**Task requirements:**
Search the listing for the word "linkedin". Copy every line where it is found.
***** Source records *****
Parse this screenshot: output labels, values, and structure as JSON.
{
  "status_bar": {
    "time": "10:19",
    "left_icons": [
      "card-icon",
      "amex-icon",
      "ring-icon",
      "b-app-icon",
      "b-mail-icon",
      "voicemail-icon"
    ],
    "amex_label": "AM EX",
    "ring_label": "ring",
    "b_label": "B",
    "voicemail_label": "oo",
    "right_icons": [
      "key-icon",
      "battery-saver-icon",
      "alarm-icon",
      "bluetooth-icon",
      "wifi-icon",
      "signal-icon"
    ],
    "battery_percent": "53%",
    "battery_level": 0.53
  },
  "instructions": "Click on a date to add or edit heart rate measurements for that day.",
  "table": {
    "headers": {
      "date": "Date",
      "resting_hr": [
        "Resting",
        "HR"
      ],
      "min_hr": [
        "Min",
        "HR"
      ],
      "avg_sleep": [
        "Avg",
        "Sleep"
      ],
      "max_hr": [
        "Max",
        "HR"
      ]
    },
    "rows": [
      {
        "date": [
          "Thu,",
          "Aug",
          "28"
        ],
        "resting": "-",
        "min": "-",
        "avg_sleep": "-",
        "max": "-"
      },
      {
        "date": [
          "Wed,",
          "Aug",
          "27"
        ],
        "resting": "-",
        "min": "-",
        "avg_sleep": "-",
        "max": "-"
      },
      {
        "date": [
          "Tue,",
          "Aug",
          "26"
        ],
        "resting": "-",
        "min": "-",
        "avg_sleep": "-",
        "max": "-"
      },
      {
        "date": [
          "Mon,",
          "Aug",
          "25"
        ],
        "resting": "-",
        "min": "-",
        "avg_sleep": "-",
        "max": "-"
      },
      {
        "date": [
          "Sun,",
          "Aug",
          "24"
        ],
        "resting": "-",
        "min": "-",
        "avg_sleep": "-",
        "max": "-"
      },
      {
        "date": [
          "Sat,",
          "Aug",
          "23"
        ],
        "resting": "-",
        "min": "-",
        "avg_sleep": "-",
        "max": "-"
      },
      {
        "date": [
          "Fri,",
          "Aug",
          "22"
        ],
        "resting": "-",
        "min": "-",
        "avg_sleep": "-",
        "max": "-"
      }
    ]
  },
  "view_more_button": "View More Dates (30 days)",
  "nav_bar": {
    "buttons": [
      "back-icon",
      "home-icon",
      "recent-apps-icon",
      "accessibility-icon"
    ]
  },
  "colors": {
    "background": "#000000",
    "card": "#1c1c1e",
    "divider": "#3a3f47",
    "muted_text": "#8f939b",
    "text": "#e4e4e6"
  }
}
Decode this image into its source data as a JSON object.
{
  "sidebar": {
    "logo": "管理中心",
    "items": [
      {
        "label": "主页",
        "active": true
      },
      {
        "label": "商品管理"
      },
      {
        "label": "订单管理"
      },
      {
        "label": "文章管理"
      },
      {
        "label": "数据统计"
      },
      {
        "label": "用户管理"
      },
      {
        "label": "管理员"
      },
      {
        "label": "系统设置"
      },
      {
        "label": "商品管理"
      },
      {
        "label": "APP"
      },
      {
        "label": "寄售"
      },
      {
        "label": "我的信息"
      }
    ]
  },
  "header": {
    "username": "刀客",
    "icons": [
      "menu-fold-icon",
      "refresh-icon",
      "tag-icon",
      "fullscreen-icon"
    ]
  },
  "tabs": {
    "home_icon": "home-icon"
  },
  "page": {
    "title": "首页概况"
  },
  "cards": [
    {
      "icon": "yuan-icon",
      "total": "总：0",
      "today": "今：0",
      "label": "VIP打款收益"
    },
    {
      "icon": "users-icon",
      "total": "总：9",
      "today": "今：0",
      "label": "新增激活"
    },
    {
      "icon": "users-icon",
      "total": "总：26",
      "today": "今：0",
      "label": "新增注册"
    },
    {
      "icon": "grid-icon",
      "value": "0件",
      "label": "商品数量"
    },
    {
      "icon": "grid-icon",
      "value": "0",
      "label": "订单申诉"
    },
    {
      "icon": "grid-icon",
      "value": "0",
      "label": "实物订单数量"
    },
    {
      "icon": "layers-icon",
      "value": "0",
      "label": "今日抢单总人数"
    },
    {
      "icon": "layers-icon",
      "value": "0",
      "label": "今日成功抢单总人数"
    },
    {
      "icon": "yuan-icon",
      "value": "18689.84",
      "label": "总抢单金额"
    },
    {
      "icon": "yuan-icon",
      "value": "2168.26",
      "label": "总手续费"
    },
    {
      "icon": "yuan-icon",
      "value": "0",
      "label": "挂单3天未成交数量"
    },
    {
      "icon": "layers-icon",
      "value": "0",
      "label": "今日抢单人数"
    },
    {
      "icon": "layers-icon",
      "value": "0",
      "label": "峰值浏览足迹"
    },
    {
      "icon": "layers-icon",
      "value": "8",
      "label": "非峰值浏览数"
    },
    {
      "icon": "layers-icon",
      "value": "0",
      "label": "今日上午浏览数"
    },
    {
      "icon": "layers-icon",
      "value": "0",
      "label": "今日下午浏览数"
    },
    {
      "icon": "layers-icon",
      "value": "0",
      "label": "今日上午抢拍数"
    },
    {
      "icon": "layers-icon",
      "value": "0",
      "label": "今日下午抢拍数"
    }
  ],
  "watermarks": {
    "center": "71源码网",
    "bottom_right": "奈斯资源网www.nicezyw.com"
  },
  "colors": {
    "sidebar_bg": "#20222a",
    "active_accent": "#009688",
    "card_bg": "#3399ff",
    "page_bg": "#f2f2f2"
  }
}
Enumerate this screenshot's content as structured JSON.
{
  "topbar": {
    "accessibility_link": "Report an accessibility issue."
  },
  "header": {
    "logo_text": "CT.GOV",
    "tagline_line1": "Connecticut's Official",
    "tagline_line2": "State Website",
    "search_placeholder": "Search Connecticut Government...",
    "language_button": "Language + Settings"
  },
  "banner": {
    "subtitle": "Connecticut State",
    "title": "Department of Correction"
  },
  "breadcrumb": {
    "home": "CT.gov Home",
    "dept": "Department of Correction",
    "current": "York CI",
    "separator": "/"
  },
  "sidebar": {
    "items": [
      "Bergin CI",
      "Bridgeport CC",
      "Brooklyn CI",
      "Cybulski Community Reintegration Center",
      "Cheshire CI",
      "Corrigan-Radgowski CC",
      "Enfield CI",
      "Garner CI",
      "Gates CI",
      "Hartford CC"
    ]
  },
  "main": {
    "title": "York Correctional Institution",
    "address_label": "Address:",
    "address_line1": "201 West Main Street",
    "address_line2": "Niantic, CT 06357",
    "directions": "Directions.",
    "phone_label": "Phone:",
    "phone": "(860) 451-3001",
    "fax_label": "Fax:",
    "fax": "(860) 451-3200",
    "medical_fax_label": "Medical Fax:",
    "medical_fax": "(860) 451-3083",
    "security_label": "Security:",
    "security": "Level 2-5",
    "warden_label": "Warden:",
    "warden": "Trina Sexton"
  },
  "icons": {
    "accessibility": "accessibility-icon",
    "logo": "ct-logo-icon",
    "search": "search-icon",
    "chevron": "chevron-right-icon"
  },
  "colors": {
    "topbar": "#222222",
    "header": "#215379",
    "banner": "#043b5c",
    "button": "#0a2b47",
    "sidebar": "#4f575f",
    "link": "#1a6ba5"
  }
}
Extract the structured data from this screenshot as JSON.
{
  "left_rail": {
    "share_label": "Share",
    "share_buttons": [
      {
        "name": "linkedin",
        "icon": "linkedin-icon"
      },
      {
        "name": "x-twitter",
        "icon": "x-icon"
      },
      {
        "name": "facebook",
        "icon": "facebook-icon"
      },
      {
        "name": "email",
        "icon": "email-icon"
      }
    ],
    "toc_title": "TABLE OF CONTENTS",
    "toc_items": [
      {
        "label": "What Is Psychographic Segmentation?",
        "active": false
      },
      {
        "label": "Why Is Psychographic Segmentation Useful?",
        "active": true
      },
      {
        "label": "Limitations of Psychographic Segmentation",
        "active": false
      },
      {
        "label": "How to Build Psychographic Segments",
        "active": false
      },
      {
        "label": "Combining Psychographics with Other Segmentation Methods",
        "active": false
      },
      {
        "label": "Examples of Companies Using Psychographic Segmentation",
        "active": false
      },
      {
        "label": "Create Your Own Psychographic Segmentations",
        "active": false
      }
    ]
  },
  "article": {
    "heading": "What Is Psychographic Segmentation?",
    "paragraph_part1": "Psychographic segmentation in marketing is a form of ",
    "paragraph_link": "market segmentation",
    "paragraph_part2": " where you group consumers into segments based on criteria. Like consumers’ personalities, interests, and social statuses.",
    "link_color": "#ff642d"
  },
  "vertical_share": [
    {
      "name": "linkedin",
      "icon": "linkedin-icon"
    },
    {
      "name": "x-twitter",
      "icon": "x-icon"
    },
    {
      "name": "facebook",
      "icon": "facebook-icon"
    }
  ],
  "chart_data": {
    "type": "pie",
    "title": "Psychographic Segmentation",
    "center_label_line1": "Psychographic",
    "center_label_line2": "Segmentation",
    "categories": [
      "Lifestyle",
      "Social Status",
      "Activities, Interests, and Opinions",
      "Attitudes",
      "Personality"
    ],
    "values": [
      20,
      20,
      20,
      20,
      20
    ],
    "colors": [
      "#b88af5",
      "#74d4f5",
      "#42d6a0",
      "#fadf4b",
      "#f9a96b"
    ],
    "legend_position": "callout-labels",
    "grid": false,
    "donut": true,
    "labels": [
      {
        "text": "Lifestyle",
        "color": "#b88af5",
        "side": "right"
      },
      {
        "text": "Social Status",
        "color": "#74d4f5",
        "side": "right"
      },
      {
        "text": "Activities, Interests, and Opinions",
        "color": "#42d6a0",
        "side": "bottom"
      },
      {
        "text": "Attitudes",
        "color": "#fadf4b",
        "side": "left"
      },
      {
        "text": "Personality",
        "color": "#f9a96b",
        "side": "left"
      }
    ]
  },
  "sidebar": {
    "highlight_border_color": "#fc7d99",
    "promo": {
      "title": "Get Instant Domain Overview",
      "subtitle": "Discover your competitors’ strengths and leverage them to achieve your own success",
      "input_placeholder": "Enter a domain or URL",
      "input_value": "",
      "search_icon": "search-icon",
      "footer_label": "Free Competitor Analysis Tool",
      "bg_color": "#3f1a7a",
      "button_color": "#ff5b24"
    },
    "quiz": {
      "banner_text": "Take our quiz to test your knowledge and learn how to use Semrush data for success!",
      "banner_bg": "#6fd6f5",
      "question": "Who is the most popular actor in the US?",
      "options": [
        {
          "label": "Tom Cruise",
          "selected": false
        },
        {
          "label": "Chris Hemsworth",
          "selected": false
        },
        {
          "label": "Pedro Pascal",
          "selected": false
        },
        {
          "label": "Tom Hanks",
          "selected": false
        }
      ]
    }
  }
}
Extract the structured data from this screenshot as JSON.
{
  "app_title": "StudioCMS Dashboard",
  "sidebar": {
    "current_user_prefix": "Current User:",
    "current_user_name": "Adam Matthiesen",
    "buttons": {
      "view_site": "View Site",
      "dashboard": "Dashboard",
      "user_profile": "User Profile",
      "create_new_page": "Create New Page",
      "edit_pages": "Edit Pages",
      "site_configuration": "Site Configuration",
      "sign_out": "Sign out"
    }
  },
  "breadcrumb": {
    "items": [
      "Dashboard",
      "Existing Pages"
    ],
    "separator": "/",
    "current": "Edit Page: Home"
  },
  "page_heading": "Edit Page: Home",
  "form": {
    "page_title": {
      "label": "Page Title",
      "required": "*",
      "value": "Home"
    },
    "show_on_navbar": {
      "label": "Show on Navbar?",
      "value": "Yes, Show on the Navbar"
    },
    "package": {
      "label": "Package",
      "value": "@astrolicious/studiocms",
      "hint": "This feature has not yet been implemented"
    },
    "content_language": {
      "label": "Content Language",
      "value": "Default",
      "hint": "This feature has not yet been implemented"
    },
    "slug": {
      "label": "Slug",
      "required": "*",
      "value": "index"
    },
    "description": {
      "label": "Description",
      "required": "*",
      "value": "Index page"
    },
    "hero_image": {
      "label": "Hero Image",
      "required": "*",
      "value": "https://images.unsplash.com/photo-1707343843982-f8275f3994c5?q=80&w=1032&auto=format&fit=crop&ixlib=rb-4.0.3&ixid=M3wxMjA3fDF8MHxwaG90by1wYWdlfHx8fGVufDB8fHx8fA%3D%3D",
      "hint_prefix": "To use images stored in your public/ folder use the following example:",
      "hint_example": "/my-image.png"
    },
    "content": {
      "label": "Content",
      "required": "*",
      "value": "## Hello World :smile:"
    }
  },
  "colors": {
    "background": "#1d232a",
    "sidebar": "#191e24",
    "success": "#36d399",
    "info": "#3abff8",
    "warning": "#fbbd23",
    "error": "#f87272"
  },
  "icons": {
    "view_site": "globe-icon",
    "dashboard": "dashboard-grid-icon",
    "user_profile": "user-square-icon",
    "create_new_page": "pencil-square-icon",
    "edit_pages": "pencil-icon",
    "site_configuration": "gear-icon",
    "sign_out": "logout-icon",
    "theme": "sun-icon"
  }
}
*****
**Response:**
        "name": "linkedin",
        "icon": "linkedin-icon"
      "name": "linkedin",
      "icon": "linkedin-icon"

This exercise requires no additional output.